#### ASSIGNMENT:
Looking at the listing, state how many of its lines contain the string "type". Write only the number.

#### DATA TO PROCESS:
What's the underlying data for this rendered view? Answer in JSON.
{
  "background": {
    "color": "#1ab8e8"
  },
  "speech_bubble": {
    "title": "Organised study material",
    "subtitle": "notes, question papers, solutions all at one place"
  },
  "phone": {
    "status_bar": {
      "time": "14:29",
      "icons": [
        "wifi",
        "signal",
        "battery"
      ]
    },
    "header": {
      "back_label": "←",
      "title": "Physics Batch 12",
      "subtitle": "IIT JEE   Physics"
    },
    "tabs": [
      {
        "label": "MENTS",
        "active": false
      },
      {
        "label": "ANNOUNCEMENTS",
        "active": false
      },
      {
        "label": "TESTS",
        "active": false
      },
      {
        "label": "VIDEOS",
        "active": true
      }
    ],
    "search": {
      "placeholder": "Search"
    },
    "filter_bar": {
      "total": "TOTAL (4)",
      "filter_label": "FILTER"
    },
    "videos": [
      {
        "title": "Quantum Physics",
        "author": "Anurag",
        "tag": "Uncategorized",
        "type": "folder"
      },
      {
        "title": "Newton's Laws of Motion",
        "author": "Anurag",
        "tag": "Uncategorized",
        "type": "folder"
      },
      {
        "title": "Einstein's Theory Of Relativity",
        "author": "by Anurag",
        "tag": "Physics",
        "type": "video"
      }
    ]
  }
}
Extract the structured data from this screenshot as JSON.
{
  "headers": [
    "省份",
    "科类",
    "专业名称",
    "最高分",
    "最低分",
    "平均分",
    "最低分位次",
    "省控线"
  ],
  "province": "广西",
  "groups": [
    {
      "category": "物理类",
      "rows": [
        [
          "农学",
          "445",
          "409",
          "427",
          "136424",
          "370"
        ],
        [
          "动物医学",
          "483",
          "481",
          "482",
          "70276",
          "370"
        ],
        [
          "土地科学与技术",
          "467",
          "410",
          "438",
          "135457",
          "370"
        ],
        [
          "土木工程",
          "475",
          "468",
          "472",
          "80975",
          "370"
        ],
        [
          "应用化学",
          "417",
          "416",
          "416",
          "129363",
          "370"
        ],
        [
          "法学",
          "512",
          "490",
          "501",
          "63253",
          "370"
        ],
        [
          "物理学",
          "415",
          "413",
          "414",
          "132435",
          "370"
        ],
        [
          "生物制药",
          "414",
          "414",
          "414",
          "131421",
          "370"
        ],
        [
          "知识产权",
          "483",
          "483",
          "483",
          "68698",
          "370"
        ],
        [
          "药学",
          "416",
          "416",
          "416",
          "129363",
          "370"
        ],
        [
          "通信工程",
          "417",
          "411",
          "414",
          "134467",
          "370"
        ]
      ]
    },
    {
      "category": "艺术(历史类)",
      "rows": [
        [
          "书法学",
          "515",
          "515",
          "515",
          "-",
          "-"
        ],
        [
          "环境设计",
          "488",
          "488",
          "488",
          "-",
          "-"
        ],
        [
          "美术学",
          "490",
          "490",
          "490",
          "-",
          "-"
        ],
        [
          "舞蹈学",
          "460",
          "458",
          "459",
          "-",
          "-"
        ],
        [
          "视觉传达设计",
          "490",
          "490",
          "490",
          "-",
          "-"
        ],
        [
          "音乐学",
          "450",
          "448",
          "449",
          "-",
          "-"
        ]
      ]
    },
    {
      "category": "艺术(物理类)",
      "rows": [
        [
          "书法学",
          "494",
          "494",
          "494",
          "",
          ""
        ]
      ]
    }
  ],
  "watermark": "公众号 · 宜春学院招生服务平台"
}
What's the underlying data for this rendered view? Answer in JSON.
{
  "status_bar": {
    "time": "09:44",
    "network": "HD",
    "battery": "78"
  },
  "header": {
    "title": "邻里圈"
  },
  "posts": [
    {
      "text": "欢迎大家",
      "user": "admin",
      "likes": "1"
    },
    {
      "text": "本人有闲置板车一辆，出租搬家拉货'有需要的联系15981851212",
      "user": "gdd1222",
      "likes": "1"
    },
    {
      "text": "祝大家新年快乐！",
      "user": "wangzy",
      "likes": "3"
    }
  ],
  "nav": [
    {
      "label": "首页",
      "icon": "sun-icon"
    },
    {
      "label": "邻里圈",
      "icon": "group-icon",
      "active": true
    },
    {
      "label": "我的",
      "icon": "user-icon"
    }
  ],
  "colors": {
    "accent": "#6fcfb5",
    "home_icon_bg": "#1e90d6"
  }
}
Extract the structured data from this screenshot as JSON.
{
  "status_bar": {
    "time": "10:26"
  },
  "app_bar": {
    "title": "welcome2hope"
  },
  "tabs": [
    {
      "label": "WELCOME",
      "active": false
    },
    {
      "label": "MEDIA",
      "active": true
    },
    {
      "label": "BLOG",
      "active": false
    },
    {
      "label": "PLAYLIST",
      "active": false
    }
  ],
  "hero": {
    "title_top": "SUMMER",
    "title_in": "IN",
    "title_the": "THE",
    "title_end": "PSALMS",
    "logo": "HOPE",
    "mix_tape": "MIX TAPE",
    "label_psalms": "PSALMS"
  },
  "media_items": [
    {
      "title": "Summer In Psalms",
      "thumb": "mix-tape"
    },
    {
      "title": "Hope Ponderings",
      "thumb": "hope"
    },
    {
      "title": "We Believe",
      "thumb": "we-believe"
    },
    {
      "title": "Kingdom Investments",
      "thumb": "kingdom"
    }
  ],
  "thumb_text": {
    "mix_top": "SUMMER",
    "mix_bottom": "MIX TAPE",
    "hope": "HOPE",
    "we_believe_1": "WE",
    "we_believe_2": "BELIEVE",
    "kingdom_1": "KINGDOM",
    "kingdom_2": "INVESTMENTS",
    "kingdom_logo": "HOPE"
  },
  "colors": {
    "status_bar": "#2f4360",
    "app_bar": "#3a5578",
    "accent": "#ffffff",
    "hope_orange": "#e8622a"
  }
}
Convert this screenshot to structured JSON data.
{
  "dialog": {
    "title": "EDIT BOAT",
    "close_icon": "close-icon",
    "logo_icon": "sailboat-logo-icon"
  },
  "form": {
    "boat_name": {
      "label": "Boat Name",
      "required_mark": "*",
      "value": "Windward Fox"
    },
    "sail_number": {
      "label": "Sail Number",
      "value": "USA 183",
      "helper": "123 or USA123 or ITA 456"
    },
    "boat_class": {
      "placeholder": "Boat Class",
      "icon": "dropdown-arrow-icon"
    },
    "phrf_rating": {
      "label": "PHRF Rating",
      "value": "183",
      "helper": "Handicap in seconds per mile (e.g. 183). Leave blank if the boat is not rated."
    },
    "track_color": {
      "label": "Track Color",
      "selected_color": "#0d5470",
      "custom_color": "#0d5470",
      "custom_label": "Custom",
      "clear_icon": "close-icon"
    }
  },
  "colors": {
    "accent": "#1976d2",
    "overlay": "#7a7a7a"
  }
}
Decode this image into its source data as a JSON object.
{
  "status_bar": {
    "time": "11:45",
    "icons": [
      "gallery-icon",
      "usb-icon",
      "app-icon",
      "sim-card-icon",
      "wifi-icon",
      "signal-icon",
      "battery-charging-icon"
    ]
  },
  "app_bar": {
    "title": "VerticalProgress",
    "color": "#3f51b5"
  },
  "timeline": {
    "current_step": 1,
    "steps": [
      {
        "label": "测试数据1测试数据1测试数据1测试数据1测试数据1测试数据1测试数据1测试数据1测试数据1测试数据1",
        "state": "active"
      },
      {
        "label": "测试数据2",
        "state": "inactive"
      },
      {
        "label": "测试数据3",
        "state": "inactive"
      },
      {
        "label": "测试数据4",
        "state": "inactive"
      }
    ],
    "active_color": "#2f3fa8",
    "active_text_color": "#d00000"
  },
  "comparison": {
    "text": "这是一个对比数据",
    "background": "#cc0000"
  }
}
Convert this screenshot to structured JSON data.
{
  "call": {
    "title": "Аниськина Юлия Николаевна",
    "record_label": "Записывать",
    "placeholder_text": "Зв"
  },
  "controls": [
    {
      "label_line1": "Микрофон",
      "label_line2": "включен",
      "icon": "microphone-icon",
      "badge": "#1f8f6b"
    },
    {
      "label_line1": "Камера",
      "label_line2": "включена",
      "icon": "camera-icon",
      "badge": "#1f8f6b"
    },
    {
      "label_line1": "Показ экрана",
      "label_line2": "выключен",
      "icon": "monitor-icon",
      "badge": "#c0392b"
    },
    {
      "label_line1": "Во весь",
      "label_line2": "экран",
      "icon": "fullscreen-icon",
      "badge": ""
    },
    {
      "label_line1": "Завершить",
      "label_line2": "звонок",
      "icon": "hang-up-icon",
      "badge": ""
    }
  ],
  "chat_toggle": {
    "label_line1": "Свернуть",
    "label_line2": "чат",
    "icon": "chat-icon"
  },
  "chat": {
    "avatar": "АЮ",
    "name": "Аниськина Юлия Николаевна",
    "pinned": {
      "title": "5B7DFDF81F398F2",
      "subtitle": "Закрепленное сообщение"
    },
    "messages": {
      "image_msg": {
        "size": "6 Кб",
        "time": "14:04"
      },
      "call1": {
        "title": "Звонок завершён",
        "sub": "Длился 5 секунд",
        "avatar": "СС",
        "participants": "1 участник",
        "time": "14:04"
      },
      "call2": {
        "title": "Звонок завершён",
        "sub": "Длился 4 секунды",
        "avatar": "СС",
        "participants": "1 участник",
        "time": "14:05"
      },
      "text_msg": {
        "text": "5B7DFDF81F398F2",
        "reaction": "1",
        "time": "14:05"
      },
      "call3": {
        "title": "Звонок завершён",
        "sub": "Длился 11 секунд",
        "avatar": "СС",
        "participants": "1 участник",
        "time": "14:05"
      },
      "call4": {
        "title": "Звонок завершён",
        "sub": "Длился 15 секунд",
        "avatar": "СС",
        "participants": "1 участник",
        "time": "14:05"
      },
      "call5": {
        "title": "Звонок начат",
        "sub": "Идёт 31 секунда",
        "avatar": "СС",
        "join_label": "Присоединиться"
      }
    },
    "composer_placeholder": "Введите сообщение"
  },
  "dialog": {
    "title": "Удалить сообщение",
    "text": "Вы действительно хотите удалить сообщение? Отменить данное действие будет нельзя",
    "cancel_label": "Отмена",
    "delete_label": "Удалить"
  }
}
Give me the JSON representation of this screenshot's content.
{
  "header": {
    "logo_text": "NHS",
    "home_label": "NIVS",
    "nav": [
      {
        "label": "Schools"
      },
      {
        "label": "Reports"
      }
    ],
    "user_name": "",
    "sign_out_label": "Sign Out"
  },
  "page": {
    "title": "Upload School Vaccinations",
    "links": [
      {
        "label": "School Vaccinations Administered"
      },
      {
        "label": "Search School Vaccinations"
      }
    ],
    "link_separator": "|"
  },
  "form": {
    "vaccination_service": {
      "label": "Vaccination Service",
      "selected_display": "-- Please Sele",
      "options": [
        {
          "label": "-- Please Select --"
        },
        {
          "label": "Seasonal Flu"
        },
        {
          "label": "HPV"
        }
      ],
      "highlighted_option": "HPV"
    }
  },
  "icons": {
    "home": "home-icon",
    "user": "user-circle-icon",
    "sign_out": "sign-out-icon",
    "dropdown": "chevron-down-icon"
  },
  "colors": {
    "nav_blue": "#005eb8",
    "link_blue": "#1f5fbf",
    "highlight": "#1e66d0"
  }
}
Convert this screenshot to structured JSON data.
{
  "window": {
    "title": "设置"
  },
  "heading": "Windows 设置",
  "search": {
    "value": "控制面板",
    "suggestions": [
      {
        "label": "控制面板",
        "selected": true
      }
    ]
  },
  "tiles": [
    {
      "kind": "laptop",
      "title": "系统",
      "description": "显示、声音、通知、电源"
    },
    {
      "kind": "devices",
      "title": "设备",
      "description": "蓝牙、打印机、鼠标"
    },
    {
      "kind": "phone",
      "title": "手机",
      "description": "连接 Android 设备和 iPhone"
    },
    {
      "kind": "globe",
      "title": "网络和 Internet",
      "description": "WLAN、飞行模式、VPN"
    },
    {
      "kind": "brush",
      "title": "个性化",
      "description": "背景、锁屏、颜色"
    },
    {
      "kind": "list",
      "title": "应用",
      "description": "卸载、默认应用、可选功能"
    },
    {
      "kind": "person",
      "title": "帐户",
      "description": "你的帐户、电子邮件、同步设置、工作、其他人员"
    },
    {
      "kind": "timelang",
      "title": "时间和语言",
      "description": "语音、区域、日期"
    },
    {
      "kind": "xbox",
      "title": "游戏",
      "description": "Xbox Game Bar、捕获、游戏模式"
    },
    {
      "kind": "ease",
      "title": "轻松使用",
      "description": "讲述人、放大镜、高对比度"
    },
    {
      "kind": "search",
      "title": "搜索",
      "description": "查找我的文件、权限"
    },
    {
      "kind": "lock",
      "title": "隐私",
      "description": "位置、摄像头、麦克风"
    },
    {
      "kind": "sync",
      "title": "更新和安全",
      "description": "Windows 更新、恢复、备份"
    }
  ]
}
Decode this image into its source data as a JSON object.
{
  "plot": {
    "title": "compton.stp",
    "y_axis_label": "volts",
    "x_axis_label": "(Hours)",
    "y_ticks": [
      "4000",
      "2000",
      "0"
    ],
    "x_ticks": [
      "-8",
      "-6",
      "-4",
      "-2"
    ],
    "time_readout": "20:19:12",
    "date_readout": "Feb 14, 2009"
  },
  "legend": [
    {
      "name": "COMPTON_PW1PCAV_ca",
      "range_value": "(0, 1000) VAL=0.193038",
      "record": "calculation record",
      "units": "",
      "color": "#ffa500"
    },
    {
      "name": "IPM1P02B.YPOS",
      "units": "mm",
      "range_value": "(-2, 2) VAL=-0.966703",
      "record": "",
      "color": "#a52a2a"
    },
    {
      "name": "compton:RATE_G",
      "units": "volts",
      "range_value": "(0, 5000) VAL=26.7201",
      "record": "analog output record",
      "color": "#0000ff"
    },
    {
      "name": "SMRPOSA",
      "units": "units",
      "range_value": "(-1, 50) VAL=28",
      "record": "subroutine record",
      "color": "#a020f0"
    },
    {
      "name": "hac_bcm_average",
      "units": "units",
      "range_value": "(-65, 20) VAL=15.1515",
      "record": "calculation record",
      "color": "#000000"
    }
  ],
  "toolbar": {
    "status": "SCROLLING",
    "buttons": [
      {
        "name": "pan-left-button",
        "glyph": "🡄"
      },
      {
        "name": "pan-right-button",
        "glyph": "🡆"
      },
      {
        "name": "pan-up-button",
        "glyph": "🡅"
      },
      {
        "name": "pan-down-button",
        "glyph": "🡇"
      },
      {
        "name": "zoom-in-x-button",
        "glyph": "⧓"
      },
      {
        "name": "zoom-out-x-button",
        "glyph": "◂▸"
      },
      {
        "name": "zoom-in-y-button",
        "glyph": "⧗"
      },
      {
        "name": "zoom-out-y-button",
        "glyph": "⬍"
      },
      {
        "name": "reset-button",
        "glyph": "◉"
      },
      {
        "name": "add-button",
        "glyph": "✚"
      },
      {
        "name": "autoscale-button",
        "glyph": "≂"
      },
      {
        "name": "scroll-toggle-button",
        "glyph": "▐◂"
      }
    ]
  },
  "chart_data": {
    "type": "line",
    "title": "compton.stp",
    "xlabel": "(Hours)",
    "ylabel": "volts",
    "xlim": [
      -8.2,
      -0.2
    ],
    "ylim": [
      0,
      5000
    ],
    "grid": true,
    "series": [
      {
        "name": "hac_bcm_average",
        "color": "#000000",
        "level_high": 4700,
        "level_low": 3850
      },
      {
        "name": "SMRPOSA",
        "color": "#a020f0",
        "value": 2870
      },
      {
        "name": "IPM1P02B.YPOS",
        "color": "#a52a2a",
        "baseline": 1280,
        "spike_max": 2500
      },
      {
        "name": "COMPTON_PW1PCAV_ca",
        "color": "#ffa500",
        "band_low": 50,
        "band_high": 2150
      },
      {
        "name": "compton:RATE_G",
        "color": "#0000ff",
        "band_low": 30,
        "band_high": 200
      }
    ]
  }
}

#### RESPONSE TO THIS TASK:
4